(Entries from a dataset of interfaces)
· · · · · · ·
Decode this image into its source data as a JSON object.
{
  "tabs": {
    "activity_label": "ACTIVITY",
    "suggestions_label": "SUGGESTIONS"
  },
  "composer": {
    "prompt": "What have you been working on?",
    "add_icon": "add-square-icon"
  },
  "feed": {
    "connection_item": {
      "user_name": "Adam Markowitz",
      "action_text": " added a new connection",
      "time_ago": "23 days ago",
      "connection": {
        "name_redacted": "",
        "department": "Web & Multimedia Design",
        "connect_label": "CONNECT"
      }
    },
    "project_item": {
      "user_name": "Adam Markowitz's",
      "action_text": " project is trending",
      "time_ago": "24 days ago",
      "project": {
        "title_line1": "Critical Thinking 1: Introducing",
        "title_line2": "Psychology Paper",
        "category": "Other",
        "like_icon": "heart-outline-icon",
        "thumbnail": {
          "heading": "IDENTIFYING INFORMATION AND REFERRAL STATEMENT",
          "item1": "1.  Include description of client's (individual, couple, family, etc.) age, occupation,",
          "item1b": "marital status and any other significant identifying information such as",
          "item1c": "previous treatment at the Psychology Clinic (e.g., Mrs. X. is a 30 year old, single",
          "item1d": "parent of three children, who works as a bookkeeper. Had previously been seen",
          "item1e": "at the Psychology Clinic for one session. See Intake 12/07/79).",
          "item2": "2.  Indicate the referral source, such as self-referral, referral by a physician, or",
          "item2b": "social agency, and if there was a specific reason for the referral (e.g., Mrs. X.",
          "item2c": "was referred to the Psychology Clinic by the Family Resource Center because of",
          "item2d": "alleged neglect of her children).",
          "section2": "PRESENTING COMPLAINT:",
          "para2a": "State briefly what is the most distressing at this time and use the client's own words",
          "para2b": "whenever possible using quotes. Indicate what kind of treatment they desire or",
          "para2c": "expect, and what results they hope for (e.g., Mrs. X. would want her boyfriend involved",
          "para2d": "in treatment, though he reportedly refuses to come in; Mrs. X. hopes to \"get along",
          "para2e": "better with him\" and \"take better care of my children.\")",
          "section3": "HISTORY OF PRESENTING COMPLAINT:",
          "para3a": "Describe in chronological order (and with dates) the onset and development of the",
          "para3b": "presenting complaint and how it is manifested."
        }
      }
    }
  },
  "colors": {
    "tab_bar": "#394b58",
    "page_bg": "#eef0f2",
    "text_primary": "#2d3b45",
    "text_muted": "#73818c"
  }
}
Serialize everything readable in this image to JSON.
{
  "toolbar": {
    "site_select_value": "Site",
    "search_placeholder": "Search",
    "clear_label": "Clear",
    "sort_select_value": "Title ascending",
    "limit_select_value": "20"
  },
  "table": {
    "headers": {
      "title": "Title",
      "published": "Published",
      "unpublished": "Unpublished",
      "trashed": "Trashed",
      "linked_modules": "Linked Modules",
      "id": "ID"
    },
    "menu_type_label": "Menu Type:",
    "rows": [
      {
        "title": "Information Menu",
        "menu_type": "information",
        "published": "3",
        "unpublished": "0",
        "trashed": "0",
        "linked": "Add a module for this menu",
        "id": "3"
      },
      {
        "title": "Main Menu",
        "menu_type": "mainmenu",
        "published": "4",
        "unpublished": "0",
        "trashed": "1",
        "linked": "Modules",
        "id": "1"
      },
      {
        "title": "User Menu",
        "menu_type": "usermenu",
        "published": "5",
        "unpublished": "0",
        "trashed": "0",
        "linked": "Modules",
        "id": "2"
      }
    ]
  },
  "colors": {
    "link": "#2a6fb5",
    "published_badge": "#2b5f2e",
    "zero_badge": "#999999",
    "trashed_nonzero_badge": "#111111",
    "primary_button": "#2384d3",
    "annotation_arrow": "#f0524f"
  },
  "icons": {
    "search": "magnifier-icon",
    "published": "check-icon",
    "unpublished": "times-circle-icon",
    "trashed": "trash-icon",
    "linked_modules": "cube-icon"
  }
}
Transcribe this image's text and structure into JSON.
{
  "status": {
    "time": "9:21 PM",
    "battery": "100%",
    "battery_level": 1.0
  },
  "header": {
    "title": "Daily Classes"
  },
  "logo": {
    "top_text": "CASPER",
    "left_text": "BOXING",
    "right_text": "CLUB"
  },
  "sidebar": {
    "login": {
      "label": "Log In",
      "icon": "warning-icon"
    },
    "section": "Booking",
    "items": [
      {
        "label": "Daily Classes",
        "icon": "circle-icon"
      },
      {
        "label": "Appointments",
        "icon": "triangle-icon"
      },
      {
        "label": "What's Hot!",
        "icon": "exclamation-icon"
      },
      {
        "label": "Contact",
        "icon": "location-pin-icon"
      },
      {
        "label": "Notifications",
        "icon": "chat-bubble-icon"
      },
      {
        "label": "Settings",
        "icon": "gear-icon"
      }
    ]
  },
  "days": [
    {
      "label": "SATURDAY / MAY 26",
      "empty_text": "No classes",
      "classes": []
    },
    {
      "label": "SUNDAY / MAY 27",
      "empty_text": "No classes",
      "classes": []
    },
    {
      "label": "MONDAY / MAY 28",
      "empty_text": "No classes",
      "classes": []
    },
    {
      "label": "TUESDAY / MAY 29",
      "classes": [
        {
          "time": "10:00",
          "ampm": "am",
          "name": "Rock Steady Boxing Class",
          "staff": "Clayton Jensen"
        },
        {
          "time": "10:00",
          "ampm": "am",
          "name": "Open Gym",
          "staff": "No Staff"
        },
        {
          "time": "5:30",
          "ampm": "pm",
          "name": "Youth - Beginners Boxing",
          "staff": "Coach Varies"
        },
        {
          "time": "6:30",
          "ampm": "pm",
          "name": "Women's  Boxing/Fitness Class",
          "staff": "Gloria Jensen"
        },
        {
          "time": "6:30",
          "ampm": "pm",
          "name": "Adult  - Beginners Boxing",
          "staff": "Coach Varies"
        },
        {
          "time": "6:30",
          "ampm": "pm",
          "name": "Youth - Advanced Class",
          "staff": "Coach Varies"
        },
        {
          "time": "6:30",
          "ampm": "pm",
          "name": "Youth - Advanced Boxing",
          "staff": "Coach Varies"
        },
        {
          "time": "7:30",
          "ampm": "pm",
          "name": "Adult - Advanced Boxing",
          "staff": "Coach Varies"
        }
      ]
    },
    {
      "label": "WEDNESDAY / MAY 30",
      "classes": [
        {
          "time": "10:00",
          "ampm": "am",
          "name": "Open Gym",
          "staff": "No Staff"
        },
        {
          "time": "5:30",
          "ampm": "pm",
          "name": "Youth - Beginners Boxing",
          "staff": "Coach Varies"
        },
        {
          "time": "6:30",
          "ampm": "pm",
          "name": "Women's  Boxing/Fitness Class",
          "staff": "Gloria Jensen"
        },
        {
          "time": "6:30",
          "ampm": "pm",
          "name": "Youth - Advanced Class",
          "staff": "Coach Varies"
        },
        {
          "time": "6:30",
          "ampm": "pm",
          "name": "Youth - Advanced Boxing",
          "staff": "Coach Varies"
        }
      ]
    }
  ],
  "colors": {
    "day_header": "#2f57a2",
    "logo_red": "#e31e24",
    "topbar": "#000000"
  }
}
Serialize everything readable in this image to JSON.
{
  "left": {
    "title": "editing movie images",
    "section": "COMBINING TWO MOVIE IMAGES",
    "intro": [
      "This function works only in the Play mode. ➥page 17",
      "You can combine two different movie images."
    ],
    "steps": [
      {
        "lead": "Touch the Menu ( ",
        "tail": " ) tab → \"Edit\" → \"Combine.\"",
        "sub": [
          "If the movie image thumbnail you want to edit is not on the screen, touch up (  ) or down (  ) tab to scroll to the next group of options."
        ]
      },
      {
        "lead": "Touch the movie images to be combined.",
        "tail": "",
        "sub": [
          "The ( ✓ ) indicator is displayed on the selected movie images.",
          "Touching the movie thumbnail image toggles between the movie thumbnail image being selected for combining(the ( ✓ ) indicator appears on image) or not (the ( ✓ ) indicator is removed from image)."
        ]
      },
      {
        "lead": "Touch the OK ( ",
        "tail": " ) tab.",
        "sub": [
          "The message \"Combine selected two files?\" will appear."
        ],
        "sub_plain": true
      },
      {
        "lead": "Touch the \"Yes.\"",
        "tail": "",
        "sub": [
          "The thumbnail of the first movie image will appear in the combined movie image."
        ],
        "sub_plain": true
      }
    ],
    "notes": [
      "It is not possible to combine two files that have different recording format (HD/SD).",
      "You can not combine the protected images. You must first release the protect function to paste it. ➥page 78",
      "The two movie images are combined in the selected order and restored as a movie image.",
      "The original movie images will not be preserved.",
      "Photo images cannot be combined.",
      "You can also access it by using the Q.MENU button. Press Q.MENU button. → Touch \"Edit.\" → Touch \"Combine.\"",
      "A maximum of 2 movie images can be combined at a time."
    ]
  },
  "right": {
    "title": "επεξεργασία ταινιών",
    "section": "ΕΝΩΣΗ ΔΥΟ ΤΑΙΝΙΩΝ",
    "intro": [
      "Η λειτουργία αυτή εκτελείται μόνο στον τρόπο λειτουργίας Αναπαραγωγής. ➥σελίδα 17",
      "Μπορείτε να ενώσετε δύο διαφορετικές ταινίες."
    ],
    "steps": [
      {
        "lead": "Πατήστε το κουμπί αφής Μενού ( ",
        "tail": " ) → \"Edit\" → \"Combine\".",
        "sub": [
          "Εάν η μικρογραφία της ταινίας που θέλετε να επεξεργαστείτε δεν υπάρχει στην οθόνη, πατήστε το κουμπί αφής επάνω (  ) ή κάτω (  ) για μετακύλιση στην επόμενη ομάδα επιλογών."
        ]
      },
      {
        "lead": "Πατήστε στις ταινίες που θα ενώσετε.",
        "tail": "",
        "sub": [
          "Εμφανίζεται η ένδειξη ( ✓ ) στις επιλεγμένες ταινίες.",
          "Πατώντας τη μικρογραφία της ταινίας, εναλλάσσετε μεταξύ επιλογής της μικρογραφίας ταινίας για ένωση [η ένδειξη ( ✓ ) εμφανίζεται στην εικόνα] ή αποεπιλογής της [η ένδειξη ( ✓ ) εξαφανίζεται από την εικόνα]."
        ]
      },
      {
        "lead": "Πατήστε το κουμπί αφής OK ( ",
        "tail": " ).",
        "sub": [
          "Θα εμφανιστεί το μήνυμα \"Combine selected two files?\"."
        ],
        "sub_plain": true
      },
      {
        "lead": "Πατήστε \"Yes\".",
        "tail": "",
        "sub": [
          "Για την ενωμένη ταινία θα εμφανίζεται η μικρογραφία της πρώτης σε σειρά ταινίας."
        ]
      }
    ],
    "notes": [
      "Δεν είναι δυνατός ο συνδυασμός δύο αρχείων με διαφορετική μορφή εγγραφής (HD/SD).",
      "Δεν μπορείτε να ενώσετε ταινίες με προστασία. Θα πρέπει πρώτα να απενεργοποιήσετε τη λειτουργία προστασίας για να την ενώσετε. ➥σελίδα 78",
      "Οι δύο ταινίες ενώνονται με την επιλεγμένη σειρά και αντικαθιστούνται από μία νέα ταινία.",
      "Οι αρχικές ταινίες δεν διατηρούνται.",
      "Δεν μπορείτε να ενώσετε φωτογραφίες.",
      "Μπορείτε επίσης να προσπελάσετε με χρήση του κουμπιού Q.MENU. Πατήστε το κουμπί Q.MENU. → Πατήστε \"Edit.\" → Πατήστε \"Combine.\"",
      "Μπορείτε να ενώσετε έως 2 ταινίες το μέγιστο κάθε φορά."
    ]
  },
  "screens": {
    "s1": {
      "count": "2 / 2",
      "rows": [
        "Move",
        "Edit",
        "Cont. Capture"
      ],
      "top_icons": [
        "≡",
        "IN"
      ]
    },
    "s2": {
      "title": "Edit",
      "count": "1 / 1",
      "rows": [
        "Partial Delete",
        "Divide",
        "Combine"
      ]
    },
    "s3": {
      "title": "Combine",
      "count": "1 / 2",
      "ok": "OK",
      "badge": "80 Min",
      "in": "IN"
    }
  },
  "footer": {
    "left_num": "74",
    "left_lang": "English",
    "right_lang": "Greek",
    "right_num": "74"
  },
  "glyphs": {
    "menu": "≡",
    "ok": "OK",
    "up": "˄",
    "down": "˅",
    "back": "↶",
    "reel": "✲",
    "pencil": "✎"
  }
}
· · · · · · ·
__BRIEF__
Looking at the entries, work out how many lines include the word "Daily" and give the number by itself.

__FINISHED TASK__
2